Kathy Larson November 14, 2018, 10:26 am

This really hits home.Here in Iowa we fell off the temperature cliff-several nights of 10°,following days around 20°-but I still have glads to dig,and one last clump of cannas.Do you think they are still okay?

Kathy Purdy November 14, 2018, 10:47 am

If the canna was in a container as opposed to the ground, it might have succumbed. Being surrounded by earth (as opposed to a container), plant roots are insulated from the worst of it. In the end, you won’t know until you try. The glads sometimes winter over here, so they are probably fine.

Linda from Each Little World November 14, 2018, 9:12 am

Love the good fall/ball fall analogy. We are going to have two days with temps in the mid to high 30s and I need to get it all down now. Much colder for this early in Nov. ugh.

Kathy Purdy November 14, 2018, 5:44 pm

Linda, I used to get perplexed by people who consider fall their favorite season. I finally figured out that they don’t count “bad” fall in their reckoning. I guess I wouldn’t like spring so much if I considered mud season the main part of it. I only think of “good” spring as spring, so why not give fall the same consideration?

Joanne C Toft November 14, 2018, 8:55 am

Our fall ended quickly as well. There is a point that it is just to cold to do much outdoors. When it is 6 degrees with a light coating of snow those final leaves I wanted off the lawn just aren’t going to get raked or mowed. I had hoped they would be another round of mulch for the garden beds but not this year. There is a hint of warmth for today and tomorrow – maybe 36 degrees – it will feel like spring has come. 🙂

jenny November 14, 2018, 8:33 am

The gardening season is never over for me. That’s what comes of living in the south. I wish we could have a break. This year I feel cheated because we never had our ‘good fall’ But his morning, as the temperature dipped into the 20s last night, it will be over for many of my plants.

Kathy Purdy November 14, 2018, 8:47 am

In truth, my gardening season doesn’t end–it just moves inside. But it does take on a slower pace. And if you consider trail maintenance gardening, I garden sporadically throughout the winter as well.

Kathy November 14, 2018, 7:50 am

Sure don’t miss those days Kathy! Because I leave for my winter home, I get my chores done early – of course, now my garden planning revolves around my absence. What goes in the new garden must absolutely be fuss free and not in need of any late fall or early spring treatment. It is liberating! And of course, what I plant in my winter home also revolves around my absence.
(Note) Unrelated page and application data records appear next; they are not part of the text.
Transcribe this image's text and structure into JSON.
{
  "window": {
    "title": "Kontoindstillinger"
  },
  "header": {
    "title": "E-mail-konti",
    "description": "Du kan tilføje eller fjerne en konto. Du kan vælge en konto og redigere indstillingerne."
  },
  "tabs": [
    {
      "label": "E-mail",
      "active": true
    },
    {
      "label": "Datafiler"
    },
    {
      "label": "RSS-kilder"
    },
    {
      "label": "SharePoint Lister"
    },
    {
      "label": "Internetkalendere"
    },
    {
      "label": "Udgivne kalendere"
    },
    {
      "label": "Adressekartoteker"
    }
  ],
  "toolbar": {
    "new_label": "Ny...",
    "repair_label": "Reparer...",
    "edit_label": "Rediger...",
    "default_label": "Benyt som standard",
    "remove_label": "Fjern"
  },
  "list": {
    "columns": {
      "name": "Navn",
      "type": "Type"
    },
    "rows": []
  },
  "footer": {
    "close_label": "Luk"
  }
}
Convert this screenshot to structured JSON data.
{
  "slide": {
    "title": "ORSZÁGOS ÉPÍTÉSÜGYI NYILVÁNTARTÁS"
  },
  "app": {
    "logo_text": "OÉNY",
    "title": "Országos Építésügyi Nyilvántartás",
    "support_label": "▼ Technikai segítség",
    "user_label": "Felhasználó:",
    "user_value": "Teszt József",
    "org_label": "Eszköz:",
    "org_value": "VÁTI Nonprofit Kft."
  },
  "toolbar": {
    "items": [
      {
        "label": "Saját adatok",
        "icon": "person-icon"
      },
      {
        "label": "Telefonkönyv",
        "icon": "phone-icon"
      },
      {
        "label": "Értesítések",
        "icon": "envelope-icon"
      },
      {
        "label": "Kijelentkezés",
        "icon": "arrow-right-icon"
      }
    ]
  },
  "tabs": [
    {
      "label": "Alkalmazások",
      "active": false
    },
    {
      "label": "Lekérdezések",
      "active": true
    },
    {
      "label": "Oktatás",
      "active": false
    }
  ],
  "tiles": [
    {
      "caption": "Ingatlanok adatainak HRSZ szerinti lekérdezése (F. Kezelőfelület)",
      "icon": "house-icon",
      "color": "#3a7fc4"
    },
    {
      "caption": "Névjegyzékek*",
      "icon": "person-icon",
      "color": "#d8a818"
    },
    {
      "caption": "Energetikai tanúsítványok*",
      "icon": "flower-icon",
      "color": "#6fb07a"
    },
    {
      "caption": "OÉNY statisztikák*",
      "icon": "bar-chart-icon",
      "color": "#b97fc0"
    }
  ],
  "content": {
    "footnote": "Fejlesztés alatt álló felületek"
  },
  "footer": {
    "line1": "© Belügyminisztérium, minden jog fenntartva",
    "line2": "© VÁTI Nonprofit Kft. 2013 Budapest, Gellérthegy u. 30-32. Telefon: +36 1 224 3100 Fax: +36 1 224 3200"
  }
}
I will have the two toughest gardens in town! LOL That fire looks divine! Enjoy! I can smell the mac-n-cheese baking in the oven. Now I’m dreaming …

Lisa at Greenbow November 14, 2018, 6:35 am

We are having a colder than normal fall. I don’t mind the cold so much but wind and rain will send me inside before most anything else. Wind always makes life seem so dreary, cold and uncomfortable. I still have leaves to contend with but that is about all.